After bonsai-world, we drove 3½ hours into the hills of Slovenia. Our CS request had been accepted and we were invited to stay in a “wine house” right by the Croatian border and not far from Italy. The closer we got, the more I had that familiar sinking feeling. What had we gotten ourselves into? We were too tired to meet new people and spend the evening socializing. Would we be sleeping on the floor? Would we have to drive up lethal mountain roads? What if we had nothing in common with our hosts?
As soon as we arrived, all doubts disappeared, as they always do. We were greeted by a lovely, English-speaking family. They had two children the same ages as our two youngest. Both sets of grandparents showed up to check us out. They only spoke Slovenian but touched us right away by giving us a plate of homemade squares they had baked for us. We sat outside and ate grilled pork and peppers and drank homemade white wine. We had a beautiful view with Croatia just one hill over. Church bells started ringing, the sun was shining and life was perfect.
Except we still hadn’t been inside and had no idea what the arrangements were. After dinner, our hosts showed us around and we became more astonished with every minute of the tour.
First we were shown the ground floor – a single room with kitchen and seating area. Simple, comfortable and spotless as everything else would turn out to be. We were shown the homemade jams, prosciutto, salamis they had made and told to eat whatever we wanted. Then we were taken into the cold storage and shown the various tanks of wine (dry red, dry white, sweet white) and told to drink whatever we wanted. We were told that if someone biked by or hiked past, it was polite to ask the person to come in for a quick chat and a glass of wine. We were told to feel free to use the tanks of wine/cured meats for this purpose. We were told that we would probably have more visitors than usual since people would be curious to meet us.
We went upstairs and were shown the bathroom and single large bedroom with bunk beds and two sofa beds. The bedroom had a woodstove and a balcony with a breathtaking view. We were shown where the wood was stored and told to use whatever we wanted. All the water in the wine-house is rain water that is filtered repeatedly until it is potable.

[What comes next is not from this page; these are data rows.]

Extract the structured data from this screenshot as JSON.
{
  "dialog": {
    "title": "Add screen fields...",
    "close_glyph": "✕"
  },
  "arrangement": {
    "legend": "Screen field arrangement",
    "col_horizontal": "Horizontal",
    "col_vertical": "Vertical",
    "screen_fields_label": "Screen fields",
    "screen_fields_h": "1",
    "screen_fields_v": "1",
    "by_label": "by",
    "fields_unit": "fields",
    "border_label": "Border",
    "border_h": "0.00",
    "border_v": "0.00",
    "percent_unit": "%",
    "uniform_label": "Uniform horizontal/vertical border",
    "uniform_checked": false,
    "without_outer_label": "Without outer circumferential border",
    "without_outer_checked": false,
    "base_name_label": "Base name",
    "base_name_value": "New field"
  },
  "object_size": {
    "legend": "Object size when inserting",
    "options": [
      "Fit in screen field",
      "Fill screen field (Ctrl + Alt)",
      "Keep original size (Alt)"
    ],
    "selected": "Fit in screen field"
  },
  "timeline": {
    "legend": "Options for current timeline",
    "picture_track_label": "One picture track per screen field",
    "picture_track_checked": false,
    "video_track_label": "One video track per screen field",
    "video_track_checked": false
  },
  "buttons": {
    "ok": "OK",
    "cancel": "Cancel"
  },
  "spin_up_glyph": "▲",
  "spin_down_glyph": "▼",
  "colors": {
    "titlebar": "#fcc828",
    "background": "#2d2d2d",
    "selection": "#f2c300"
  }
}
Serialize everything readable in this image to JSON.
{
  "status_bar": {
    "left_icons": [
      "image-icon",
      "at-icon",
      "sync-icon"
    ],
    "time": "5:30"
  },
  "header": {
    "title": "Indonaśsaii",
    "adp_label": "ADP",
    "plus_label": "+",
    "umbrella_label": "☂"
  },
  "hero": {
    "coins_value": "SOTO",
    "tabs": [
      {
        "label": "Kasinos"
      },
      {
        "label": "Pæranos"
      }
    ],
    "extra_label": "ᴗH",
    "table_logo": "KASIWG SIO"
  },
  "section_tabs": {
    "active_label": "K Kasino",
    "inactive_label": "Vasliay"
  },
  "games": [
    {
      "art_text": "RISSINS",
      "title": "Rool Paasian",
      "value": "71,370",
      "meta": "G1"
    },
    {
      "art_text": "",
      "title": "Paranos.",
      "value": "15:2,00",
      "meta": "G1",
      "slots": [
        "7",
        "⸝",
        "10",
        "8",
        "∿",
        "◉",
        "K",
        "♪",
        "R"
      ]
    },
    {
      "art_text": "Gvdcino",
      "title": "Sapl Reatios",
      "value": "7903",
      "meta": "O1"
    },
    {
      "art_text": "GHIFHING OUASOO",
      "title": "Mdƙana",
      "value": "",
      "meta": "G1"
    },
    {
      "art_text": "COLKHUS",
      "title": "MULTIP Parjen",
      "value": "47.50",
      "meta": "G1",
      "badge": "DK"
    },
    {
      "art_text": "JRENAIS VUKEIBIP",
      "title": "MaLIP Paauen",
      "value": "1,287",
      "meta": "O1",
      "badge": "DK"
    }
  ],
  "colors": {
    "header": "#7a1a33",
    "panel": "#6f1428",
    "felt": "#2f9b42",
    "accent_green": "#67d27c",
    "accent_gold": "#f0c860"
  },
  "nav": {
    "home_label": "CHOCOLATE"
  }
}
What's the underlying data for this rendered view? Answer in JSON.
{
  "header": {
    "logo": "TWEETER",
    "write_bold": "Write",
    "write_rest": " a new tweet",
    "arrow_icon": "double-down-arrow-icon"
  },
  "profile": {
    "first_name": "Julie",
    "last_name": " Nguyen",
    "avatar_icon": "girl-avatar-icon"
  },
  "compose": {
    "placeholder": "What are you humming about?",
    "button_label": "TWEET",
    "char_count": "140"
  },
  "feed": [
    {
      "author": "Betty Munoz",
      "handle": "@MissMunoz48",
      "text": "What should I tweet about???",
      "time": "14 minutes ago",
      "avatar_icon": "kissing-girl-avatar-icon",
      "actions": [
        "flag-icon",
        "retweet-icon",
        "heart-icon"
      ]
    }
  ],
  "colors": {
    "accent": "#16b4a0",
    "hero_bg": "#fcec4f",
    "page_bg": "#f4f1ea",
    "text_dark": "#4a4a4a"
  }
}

Our tour continued outdoors. We saw the fruit trees (peach, pear, apple) and were told to eat whatever we wanted. We visited the small vineyard and learned a lot about viniculture.
We discovered that the family lives in a home fifteen kilometres away. They come here on weekends and in the summer to relax and hang out with friends. They told us about some of the things we could do in the area: hiking, swimming in the river, visiting the firefighters museum. We listened in awe as our host told us of the places he had been and climbed – Morocco, India, Mount Everest Base Camp to name just a few. Then our hosts told us we could stay as long as we wanted, gave us the key and bid us good-bye. We decided to stay for 6 days. I think Fahbio and I would have been happy to stay here forever but we already had an engagement in Zagreb on Friday.
As soon as they had left, Fahbio said, “I can’t believe what they are doing for us.” I understood exactly what he meant. I am repeatedly astounded by the kindness and grace we’ve been shown and have come to the conclusion that travellers have a natural affinity with fellow travellers that transcends financial status, religion, citizenship and much else.
Last night we had the most spectacular lightening storm and this morning we woke to steady rain. The kids were happy to hear that we would have a day in front of the fire reading Harry Potter.
Happy Canada Day!!